Data records —
------------------------------------
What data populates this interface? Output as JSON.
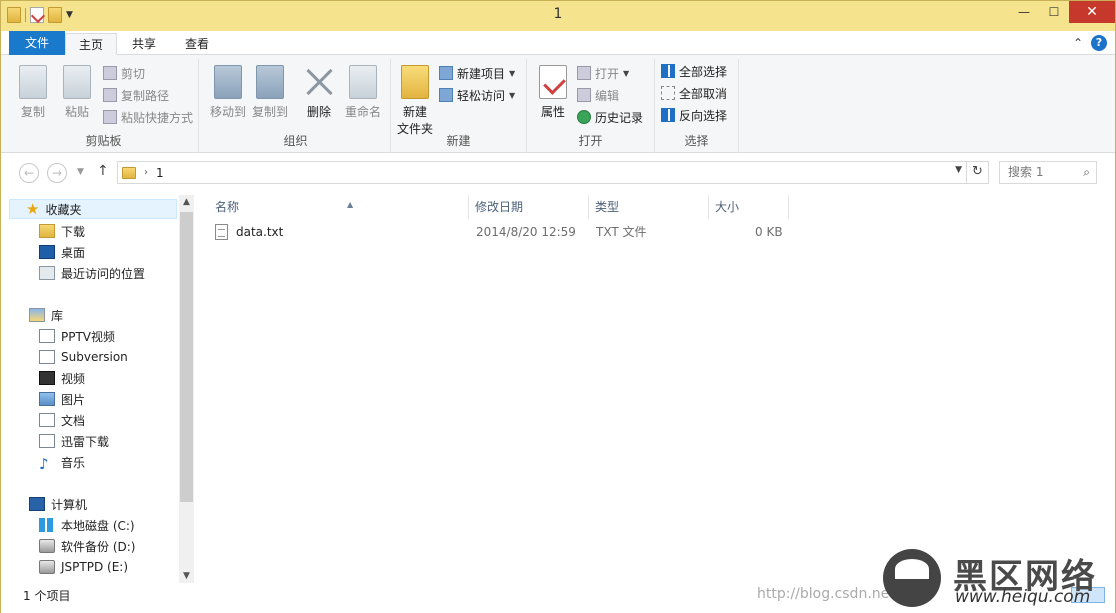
{
  "window": {
    "title": "1",
    "minimize": "—",
    "maximize": "☐",
    "close": "✕"
  },
  "tabs": {
    "file": "文件",
    "home": "主页",
    "share": "共享",
    "view": "查看",
    "collapse": "⌃",
    "help": "?"
  },
  "ribbon": {
    "clipboard": {
      "label": "剪贴板",
      "copy": "复制",
      "paste": "粘贴",
      "cut": "剪切",
      "copy_path": "复制路径",
      "paste_shortcut": "粘贴快捷方式"
    },
    "organize": {
      "label": "组织",
      "move_to": "移动到",
      "copy_to": "复制到",
      "delete": "删除",
      "rename": "重命名"
    },
    "new": {
      "label": "新建",
      "new_folder_line1": "新建",
      "new_folder_line2": "文件夹",
      "new_item": "新建项目",
      "easy_access": "轻松访问"
    },
    "open": {
      "label": "打开",
      "properties": "属性",
      "open": "打开",
      "edit": "编辑",
      "history": "历史记录"
    },
    "select": {
      "label": "选择",
      "select_all": "全部选择",
      "select_none": "全部取消",
      "invert": "反向选择"
    }
  },
  "address": {
    "back": "←",
    "forward": "→",
    "up": "↑",
    "path_sep": "›",
    "path": "1",
    "refresh": "↻",
    "search_placeholder": "搜索 1",
    "search_icon": "⌕"
  },
  "nav": {
    "favorites": "收藏夹",
    "downloads": "下载",
    "desktop": "桌面",
    "recent": "最近访问的位置",
    "libraries": "库",
    "pptv": "PPTV视频",
    "subversion": "Subversion",
    "videos": "视频",
    "pictures": "图片",
    "documents": "文档",
    "xunlei": "迅雷下载",
    "music": "音乐",
    "computer": "计算机",
    "drive_c": "本地磁盘 (C:)",
    "drive_d": "软件备份 (D:)",
    "drive_e": "JSPTPD (E:)"
  },
  "columns": {
    "name": "名称",
    "modified": "修改日期",
    "type": "类型",
    "size": "大小"
  },
  "files": [
    {
      "name": "data.txt",
      "modified": "2014/8/20 12:59",
      "type": "TXT 文件",
      "size": "0 KB"
    }
  ],
  "status": {
    "count": "1 个项目"
  },
  "watermark": {
    "site_cn": "黑区网络",
    "site_url": "www.heiqu.com",
    "blog": "http://blog.csdn.net/"
  }
}
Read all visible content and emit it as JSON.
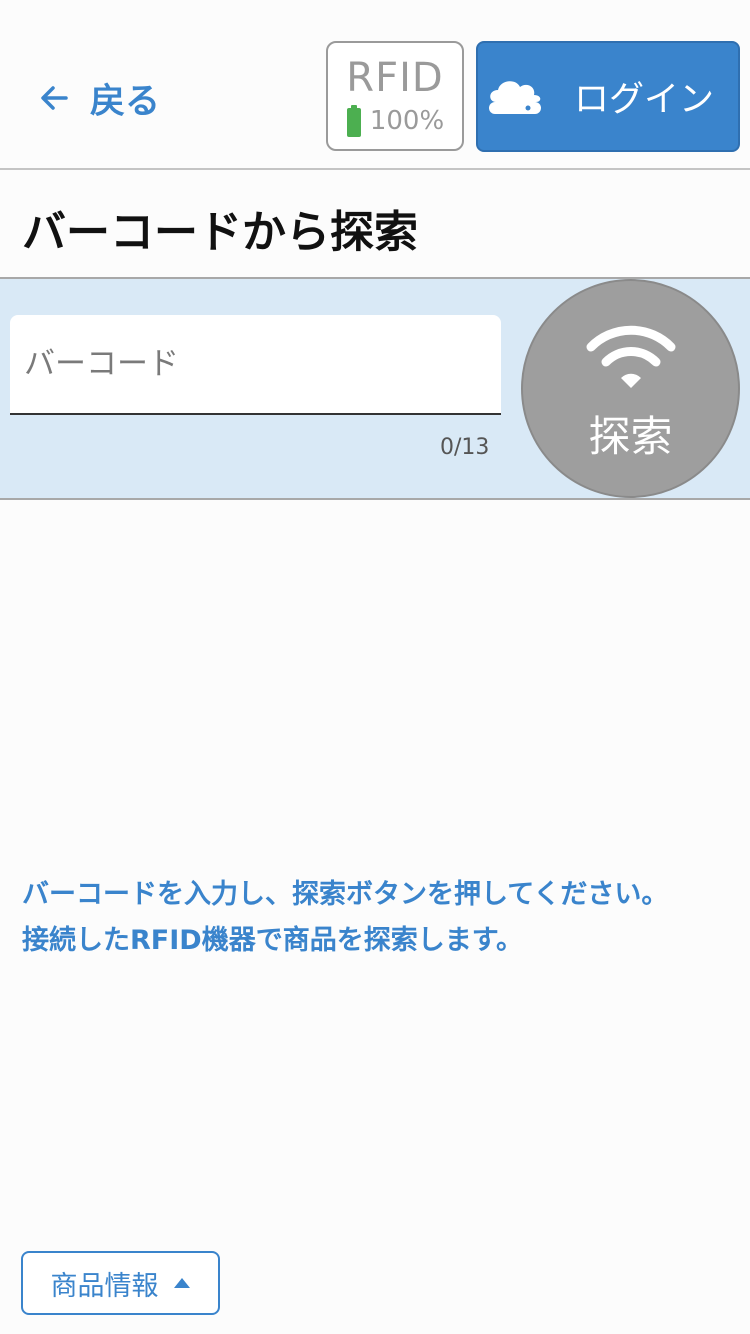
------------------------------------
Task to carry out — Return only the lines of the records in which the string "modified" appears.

Result of the exercise —
    "modified": "修改日期",
      "modified": "2014/8/20 12:59",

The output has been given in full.